Prince is another all-around SF, but more of a scorer and less of a shooter than Olojakpoke. After Prince, we’re a little thin on true SF’s. Both Tebouleh and Zeke are more suited to being PF’s (the median starting SF in the JBL has B- outside shooting and C post creation, which means that most SFs are more comfortable on the perimeter. Thybulle and Zeke both are more comfortable defending in the post). After being sidelined for TC and a good portion of the season with a broken leg, Jensen had maybe the worst shooting year of anyone ever in the JBL, shooting 26% (14% from 3). Haugh performed well in his senior year at Louisiana-Lafayette and was personally asked to enter the free agent pool by the Kings coaching staff. He will fight for the last roster spot.

Starter: Richmond Benson (WS/48 Rank: 4th of 20)
Backups: Thybulle, Boreczky, Young

BENSANITY is perpetually underrated. His height will likely keep him from being a true star, but he is an efficient scorer that can rebound and play defense, able to defend both the three point line and the rim. I think he is already one of the best PFs in the league and that showed in his WS/48 rating among PFs..

Thybulle is a similar player to Benson and has a lot of room to grow. He doesn’t have the shooting efficiency of Benson, but has better rebounding and passing. We traded Foreman to make sure that Thybulle gets plenty of minutes this season. Hopefully Zeke will be ok with a reduced role, but he will be insurance if we get a good offer for Thybulle. Young was obtained for his veteran leadership and likely won’t dress to start the season.

Starter: Latrell Mason (WS/48 Rank: 13th of 30)
Backups: Jacob Winkowski (R), Young

Former #1 pick and rookie of the year Mason made some positive strides in his second season. Mason is stretch 5 that is more comfortable using his athleticism to run to the rim rather than putting on power moves in the post. Centers in the JBL tend to be rim protectors, and Mason is used to draw those centers away from the basket where they will be less effective. On the negative side, Mason is a good post defender but still has work to do blocking shots. With his height and leaping ability, he should be a lot better.

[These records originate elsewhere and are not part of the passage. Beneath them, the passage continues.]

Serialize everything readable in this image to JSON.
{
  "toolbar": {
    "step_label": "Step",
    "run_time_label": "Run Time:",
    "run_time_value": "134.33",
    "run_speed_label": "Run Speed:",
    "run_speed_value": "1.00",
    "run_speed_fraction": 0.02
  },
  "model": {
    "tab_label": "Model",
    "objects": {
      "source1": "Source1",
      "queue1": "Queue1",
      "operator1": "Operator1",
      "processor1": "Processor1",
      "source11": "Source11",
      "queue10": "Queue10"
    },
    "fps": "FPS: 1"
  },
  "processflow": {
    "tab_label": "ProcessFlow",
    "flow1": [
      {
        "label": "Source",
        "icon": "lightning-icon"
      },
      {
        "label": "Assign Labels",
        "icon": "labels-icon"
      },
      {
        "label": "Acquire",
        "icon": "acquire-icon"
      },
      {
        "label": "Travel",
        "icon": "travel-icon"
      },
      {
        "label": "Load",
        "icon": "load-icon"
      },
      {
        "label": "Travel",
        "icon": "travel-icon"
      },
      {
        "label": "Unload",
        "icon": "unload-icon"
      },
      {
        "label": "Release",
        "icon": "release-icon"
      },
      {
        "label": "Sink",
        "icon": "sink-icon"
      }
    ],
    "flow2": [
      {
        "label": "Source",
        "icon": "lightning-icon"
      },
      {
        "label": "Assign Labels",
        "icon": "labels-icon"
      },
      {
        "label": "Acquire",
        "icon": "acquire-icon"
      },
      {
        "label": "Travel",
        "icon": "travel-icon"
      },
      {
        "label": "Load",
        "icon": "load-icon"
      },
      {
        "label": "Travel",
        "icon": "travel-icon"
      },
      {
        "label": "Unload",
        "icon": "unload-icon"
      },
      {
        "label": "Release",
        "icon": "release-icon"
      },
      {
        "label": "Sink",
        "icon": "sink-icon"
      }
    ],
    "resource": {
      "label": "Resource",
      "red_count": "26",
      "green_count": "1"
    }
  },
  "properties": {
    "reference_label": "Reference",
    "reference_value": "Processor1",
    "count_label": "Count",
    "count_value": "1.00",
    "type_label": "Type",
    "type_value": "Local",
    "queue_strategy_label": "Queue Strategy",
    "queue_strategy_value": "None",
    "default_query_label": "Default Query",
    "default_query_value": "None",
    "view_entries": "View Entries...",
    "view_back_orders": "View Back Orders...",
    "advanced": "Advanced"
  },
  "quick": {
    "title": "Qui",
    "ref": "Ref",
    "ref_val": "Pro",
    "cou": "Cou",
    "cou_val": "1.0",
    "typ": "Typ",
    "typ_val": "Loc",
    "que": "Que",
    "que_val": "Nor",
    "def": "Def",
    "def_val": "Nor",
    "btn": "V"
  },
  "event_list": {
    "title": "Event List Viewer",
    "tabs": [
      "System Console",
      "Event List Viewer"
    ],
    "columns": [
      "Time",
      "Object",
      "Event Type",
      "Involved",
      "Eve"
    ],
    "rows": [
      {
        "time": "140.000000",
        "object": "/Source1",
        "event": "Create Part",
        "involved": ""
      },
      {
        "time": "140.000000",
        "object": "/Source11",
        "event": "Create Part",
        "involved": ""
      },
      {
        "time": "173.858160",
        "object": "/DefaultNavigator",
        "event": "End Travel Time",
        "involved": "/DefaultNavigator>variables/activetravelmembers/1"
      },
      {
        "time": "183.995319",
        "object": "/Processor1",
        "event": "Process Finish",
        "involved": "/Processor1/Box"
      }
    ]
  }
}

We were happy with the ratings that second round pick--and alumnus of the greatest school in the country, Penn State--Wincowski showed after moving to the JBL. He will likely never be more than a JBL back-up, but he his strengths are exactly what we were looking for in a center. If Wincowski tanks though, Young will be there as a back-up.